At times it is Senate staffers who initially prompt these holds. Like those who instigate IG investigations, their motives are not uniform. Some may covet the jobs themselves. Others may have a history of conflict with a nominee who previously served in government. And others may advise their bosses that a hold is the best way to prompt change in a DOD program.

The Defense Department is far from alone in suffering from confirmation delays, senior-level vacancies and Senate holds. Of the 1,200 Senate-confirmed positions in the government’s agencies, fewer than 65 have been filled. For example, the State Department has been hit as hard as the DOD. Only six State nominees have been confirmed. Sen. Ted CruzRafael (Ted) Edward CruzO'Rourke prepping run for governor in Texas: report Support for Abbott plunging in Texas: poll White House debates vaccines for air travel MORE (R-Texas) is holding up many more. He wants the Biden administration to reverse its agreement with Germany to allow Russia’s Nord Stream 2 gas pipeline to be completed.

When I was confirmed as Under Secretary, I was given a tee shirt that read: “I survived the confirmation process.” That process truly resembles running a gauntlet, and it should come as no surprise that many men and women who would be superb agency leaders prefer to take a pass on the opportunity to do so. The process urgently needs reforming. It is critical that, at a time when the United States once again faces major peer competitors, the government should be able to draw upon its most talented citizens who are ready and able to serve their country.

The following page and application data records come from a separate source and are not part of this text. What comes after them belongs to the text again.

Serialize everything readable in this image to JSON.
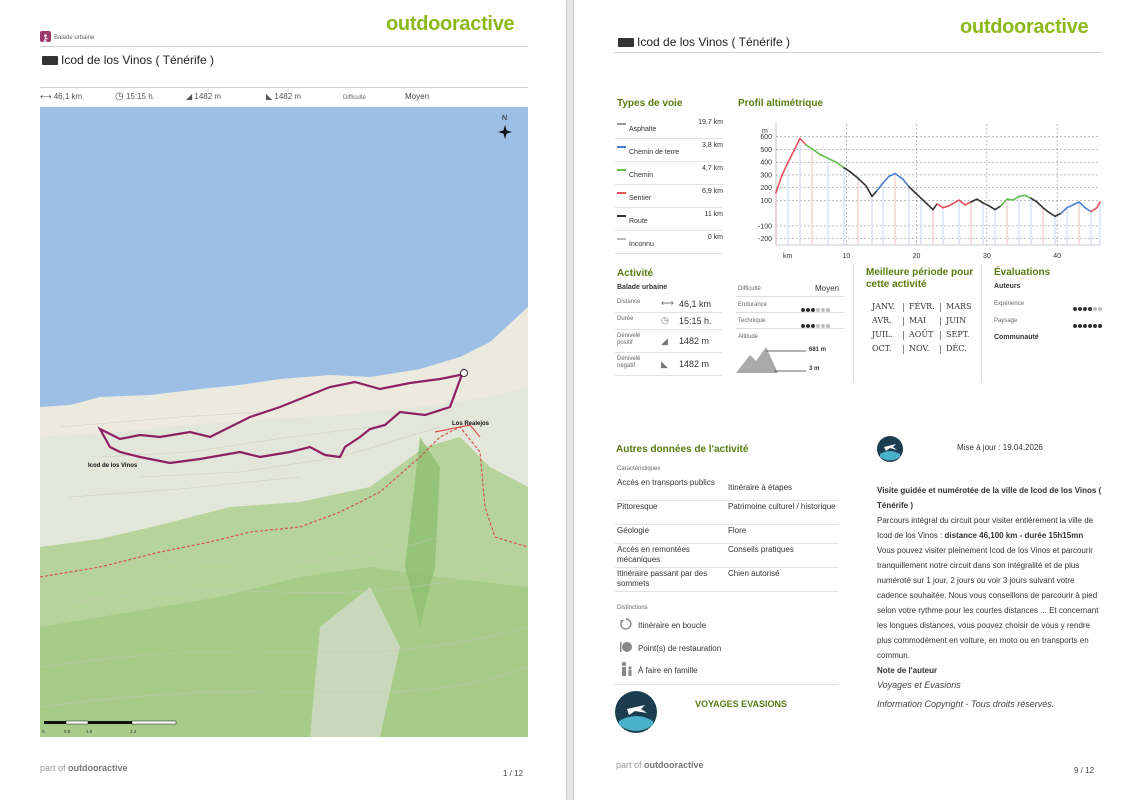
{
  "brand": "outdooractive",
  "page1": {
    "category": "Balade urbaine",
    "title": "Icod de los Vinos ( Ténérife )",
    "stats": {
      "distance": "46,1 km",
      "duration": "15:15 h.",
      "ascent": "1482 m",
      "descent": "1482 m",
      "difficulty_label": "Difficulté",
      "difficulty_value": "Moyen"
    },
    "map": {
      "north": "N",
      "towns": [
        "Icod de los Vinos",
        "Los Realejos"
      ],
      "scale": [
        "0",
        "0.8",
        "1.6",
        "2.4"
      ]
    },
    "footer": {
      "part_of": "part of",
      "brand": "outdooractive",
      "page": "1 / 12"
    }
  },
  "page2": {
    "title": "Icod de los Vinos ( Ténérife )",
    "types_de_voie": {
      "title": "Types de voie",
      "items": [
        {
          "label": "Asphalte",
          "value": "19,7 km",
          "color": "#999999"
        },
        {
          "label": "Chemin de terre",
          "value": "3,8 km",
          "color": "#4a7fd1"
        },
        {
          "label": "Chemin",
          "value": "4,7 km",
          "color": "#5fbf4a"
        },
        {
          "label": "Sentier",
          "value": "6,9 km",
          "color": "#e8505a"
        },
        {
          "label": "Route",
          "value": "11 km",
          "color": "#333333"
        },
        {
          "label": "Inconnu",
          "value": "0 km",
          "color": "#bbbbbb"
        }
      ]
    },
    "profile": {
      "title": "Profil altimétrique",
      "yunit": "m",
      "xunit": "km",
      "yticks": [
        "600",
        "500",
        "400",
        "300",
        "200",
        "100",
        "-100",
        "-200"
      ],
      "xticks": [
        "10",
        "20",
        "30",
        "40"
      ]
    },
    "activite": {
      "title": "Activité",
      "type": "Balade urbaine",
      "rows": [
        {
          "label": "Distance",
          "value": "46,1 km"
        },
        {
          "label": "Durée",
          "value": "15:15 h."
        },
        {
          "label": "Dénivelé positif",
          "value": "1482 m"
        },
        {
          "label": "Dénivelé négatif",
          "value": "1482 m"
        }
      ],
      "difficulty_label": "Difficulté",
      "difficulty_value": "Moyen",
      "endurance_label": "Endurance",
      "endurance_level": 3,
      "technique_label": "Technique",
      "technique_level": 3,
      "altitude_label": "Altitude",
      "alt_max": "681 m",
      "alt_min": "3 m"
    },
    "periode": {
      "title": "Meilleure période pour cette activité",
      "months": [
        "JANV.",
        "FÉVR.",
        "MARS",
        "AVR.",
        "MAI",
        "JUIN",
        "JUIL.",
        "AOÛT",
        "SEPT.",
        "OCT.",
        "NOV.",
        "DÉC."
      ]
    },
    "evaluations": {
      "title": "Évaluations",
      "auteurs": "Auteurs",
      "experience": "Expérience",
      "experience_level": 4,
      "paysage": "Paysage",
      "paysage_level": 6,
      "communaute": "Communauté"
    },
    "autres": {
      "title": "Autres données de l'activité",
      "caracteristiques": "Caractéristiques",
      "left": [
        "Accès en transports publics",
        "Pittoresque",
        "Géologie",
        "Accès en remontées mécaniques",
        "Itinéraire passant par des sommets"
      ],
      "right": [
        "Itinéraire à étapes",
        "Patrimoine culturel / historique",
        "Flore",
        "Conseils pratiques",
        "Chien autorisé"
      ],
      "distinctions": "Distinctions",
      "distinction_items": [
        "Itinéraire en boucle",
        "Point(s) de restauration",
        "À faire en famille"
      ],
      "author": "VOYAGES EVASIONS"
    },
    "description": {
      "update": "Mise à jour : 19.04.2026",
      "heading": "Visite guidée et numérotée de la ville de Icod de los Vinos ( Ténérife )",
      "p1": "Parcours intégral du circuit pour visiter entièrement la ville de Icod de los Vinos :",
      "p1_bold": "distance 46,100 km - durée 15h15mn",
      "p1_rest": "Vous pouvez visiter pleinement Icod de los Vinos et parcourir tranquillement notre circuit dans son intégralité et de plus numéroté sur 1 jour, 2 jours ou voir 3 jours suivant votre cadence souhaitée. Nous vous conseillons de parcourir à pied selon votre rythme pour les courtes distances ... Et concernant les longues distances, vous pouvez choisir de vous y rendre plus commodément en voiture, en moto ou en transports en commun.",
      "note_title": "Note de l'auteur",
      "note_author": "Voyages et Evasions",
      "copyright": "Information Copyright - Tous droits réservés."
    },
    "footer": {
      "part_of": "part of",
      "brand": "outdooractive",
      "page": "9 / 12"
    }
  }
}
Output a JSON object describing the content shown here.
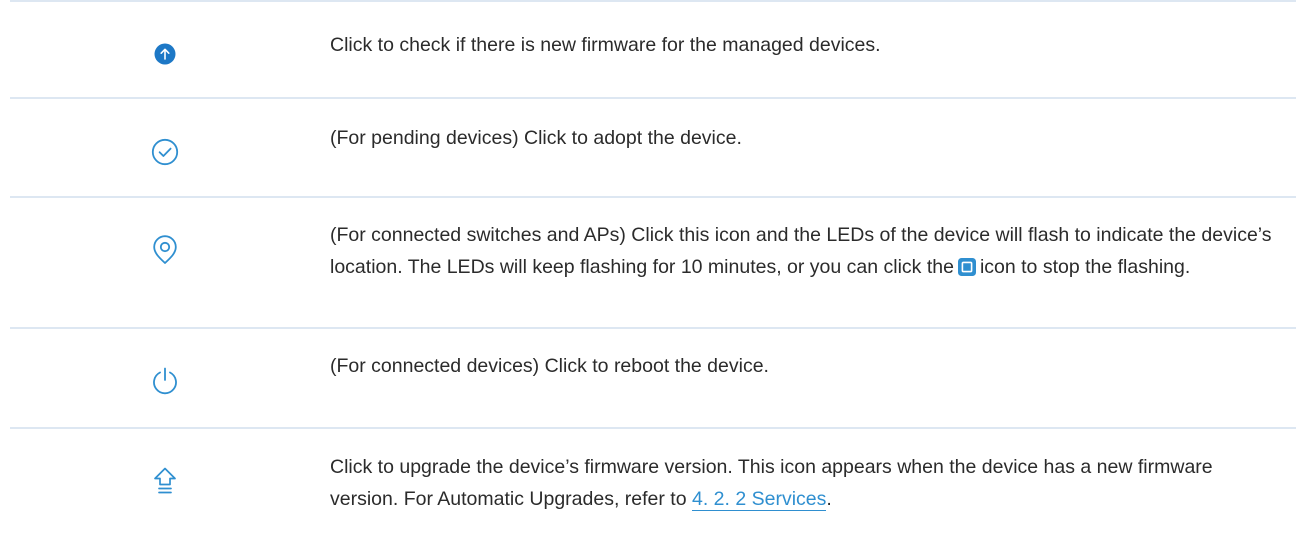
{
  "rows": [
    {
      "icon": "upload-circle-icon",
      "text": "Click to check if there is new firmware for the managed devices."
    },
    {
      "icon": "check-circle-icon",
      "text": "(For pending devices) Click to adopt the device."
    },
    {
      "icon": "location-pin-icon",
      "text_before": "(For connected switches and APs) Click this icon and the LEDs of the device will flash to indicate the device’s location. The LEDs will keep flashing for 10 minutes, or you can click the",
      "inline_icon": "stop-square-icon",
      "text_after": "icon to stop the flashing."
    },
    {
      "icon": "power-icon",
      "text": "(For connected devices) Click to reboot the device."
    },
    {
      "icon": "upgrade-arrow-icon",
      "text_before": "Click to upgrade the device’s firmware version. This icon appears when the device has a new firmware version. For Automatic Upgrades, refer to",
      "link": "4. 2. 2 Services",
      "text_after": "."
    }
  ],
  "colors": {
    "accent": "#2f8fd0",
    "divider": "#dde7f2",
    "text": "#2b2b2b"
  }
}
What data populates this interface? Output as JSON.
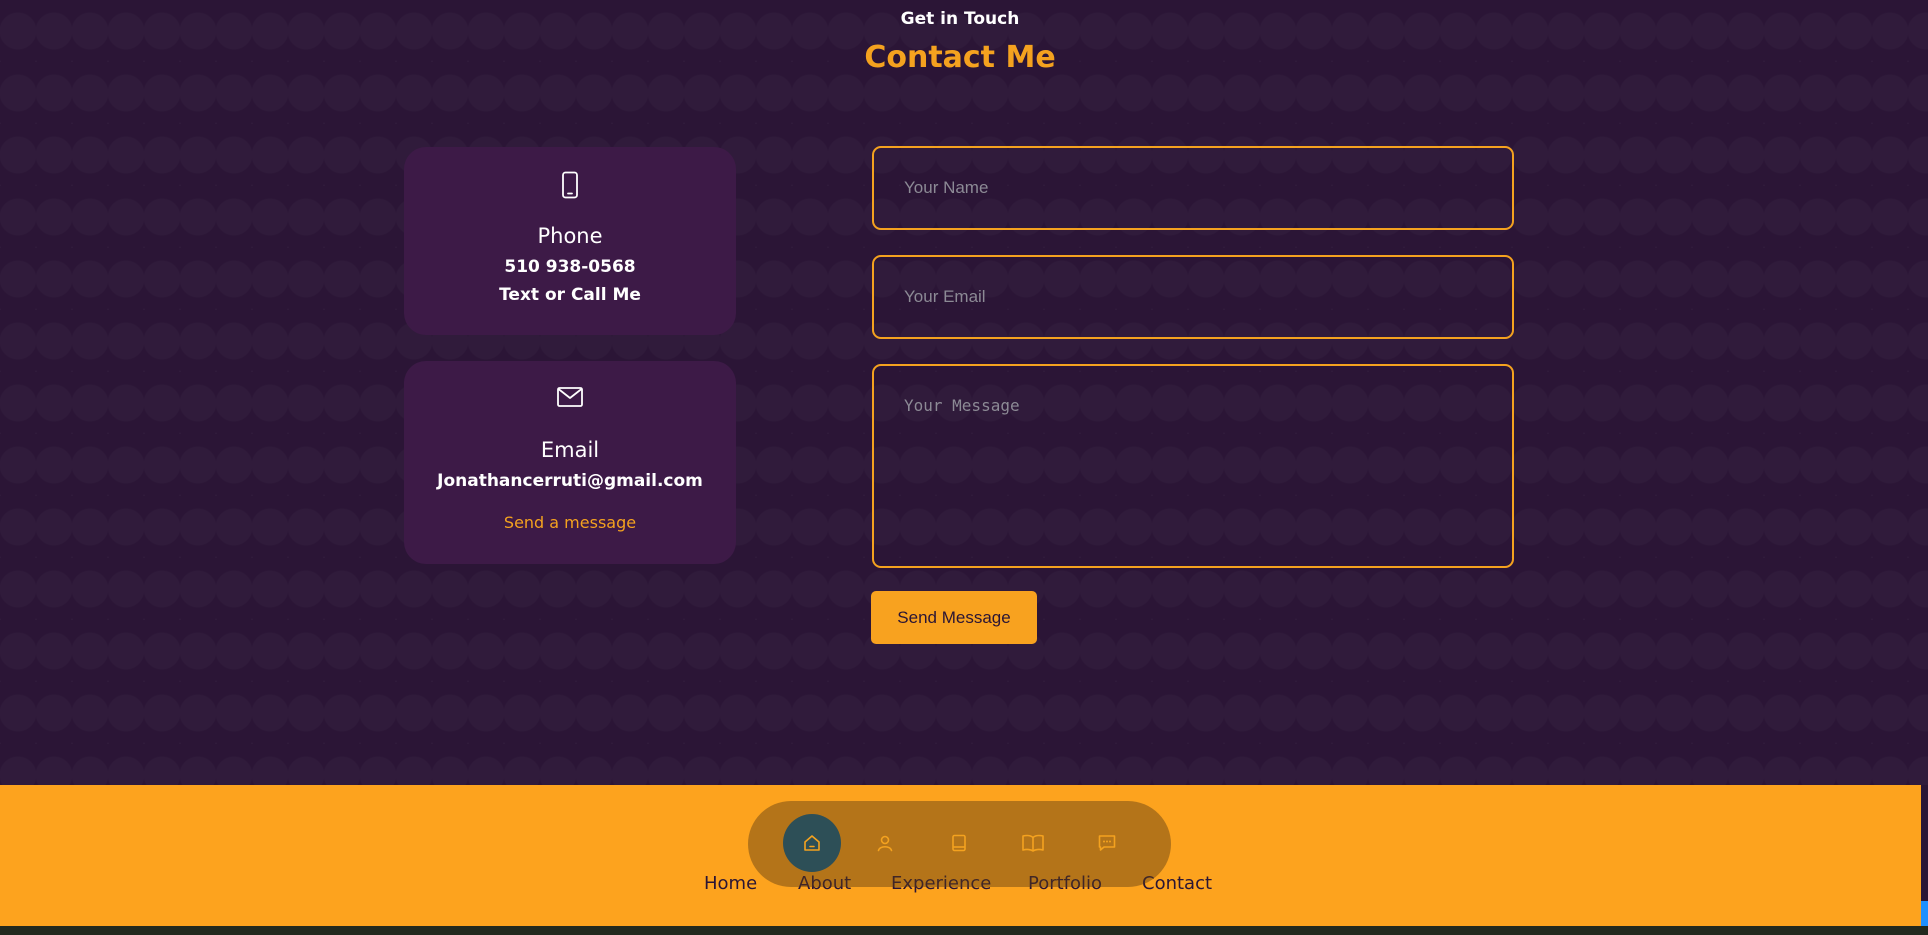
{
  "header": {
    "subtitle": "Get in Touch",
    "title": "Contact Me"
  },
  "cards": {
    "phone": {
      "icon": "phone-icon",
      "title": "Phone",
      "value": "510 938-0568",
      "note": "Text or Call Me"
    },
    "email": {
      "icon": "mail-icon",
      "title": "Email",
      "value": "Jonathancerruti@gmail.com",
      "link": "Send a message"
    }
  },
  "form": {
    "name_placeholder": "Your Name",
    "email_placeholder": "Your Email",
    "message_placeholder": "Your Message",
    "submit_label": "Send Message"
  },
  "footer": {
    "nav_icons": [
      "home-icon",
      "user-icon",
      "book-icon",
      "open-book-icon",
      "message-icon"
    ],
    "links": [
      "Home",
      "About",
      "Experience",
      "Portfolio",
      "Contact"
    ]
  },
  "colors": {
    "background": "#2b1536",
    "card": "#3d1a47",
    "accent": "#f4a21f",
    "footer": "#fda31e",
    "active_nav": "#2d4f57"
  }
}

Dov S. Zakheim is a senior adviser at the Center for Strategic and International Studies and vice chairman of the board for the Foreign Policy Research Institute. He was under secretary of Defense (comptroller) and chief financial officer for the Department of Defense from 2001 to 2004 and a deputy under secretary of Defense from 1985 to 1987.